As was said in Booth v. People's Finance, etc., Co., 124 Cal.App. 131, 144, 12 P.2d 50, 55:
“There is no fixed rule as to the proportion between actual and exemplary damages in cases where exemplary damages are recoverable,' it is nevertheless held that the exemplary damages must bear a reasonable proportion to the actual damages sustained.'
See also Wilkinson v. Singh, 93 Cal.App. 337, 345, 269 P. 705.
In Finney v. Lockhart, 35 Cal.2d 161, 164, 217 P.2d 19, the court stated that this rule is only for the purpose of guarding against excess; that there is no fixed ratio by which to determine the proper proportion between the two classes of damages; that after an award has been approved by the trial court, the reviewing court will hesitate to declare the amount excessive unless upon consideration of the entire record, including the evidence, it must be said that the award was the result of passion or prejudice.

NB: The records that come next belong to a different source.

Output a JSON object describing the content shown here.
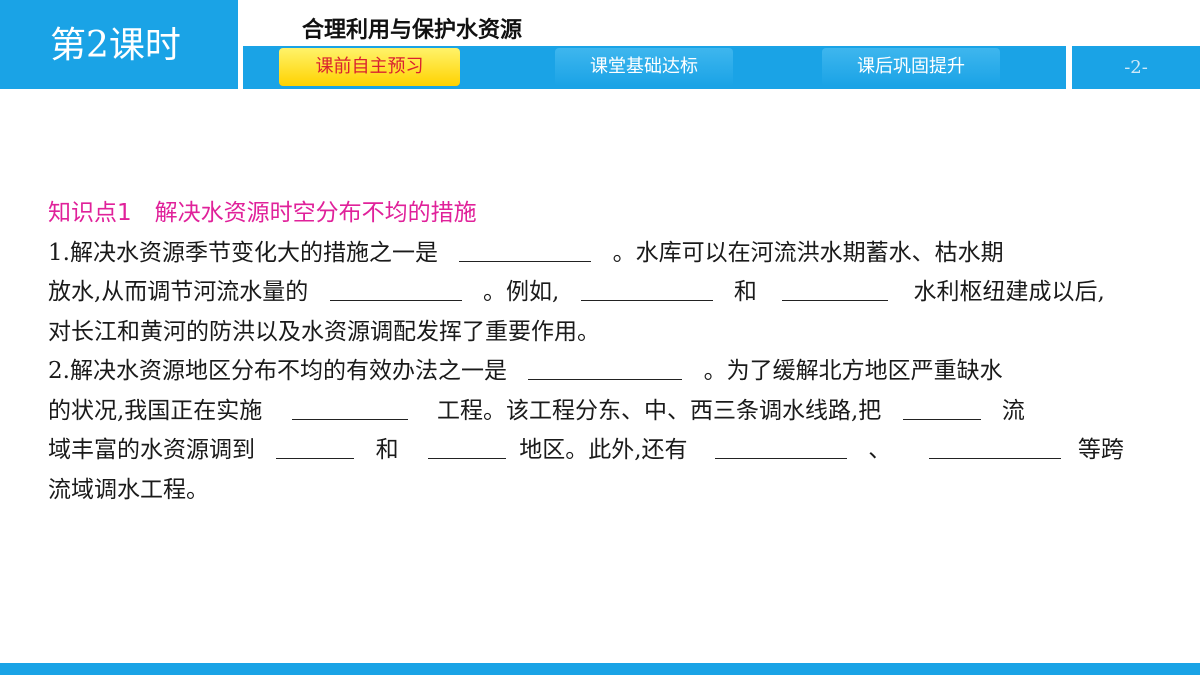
{
  "header": {
    "lesson": "第2课时",
    "topic": "合理利用与保护水资源",
    "page_number": "-2-",
    "tabs": [
      {
        "label": "课前自主预习",
        "active": true
      },
      {
        "label": "课堂基础达标",
        "active": false
      },
      {
        "label": "课后巩固提升",
        "active": false
      }
    ]
  },
  "colors": {
    "primary": "#1aa3e6",
    "active_tab": "#ffd200",
    "active_tab_text": "#d9212f",
    "heading": "#e0219a"
  },
  "content": {
    "heading": "知识点1　解决水资源时空分布不均的措施",
    "p1": {
      "a": "1.解决水资源季节变化大的措施之一是",
      "b": "。水库可以在河流洪水期蓄水、枯水期",
      "c": "放水,从而调节河流水量的",
      "d": "。例如,",
      "e": "和",
      "f": "水利枢纽建成以后,",
      "g": "对长江和黄河的防洪以及水资源调配发挥了重要作用。"
    },
    "p2": {
      "a": "2.解决水资源地区分布不均的有效办法之一是",
      "b": "。为了缓解北方地区严重缺水",
      "c": "的状况,我国正在实施",
      "d": "工程。该工程分东、中、西三条调水线路,把",
      "e": "流",
      "f": "域丰富的水资源调到",
      "g": "和",
      "h": "地区。此外,还有",
      "i": "、",
      "j": "等跨",
      "k": "流域调水工程。"
    }
  }
}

In view of the erroneous instruction given the jury and the unreasonable proportion borne by the excessive exemplary damages to the actual damages sustained, we conclude that there should be a retrial of the issue of exemplary damages by the court or by a jury properly instructed on the subject. An order for the retrial of this limited issue is authorized where, as here, the issue can be separately tried without such confusion or uncertainty as would amount to a denial of a fair trial. Brewer v. Second Baptist Church, supra, 32 Cal.2d at page 801, 197 P.2d 713.
The judgment is reversed insofar as the decree provides for the recovery of the sum of $2,500 as exemplary and punitive damages and the trial court is directed to retry this issue. In all other respects, the judgment is affirmed. Plaintiff and defendants are to bear their own costs on this appeal.
BARNARD, P. J., and GRIFFIN, J., concur.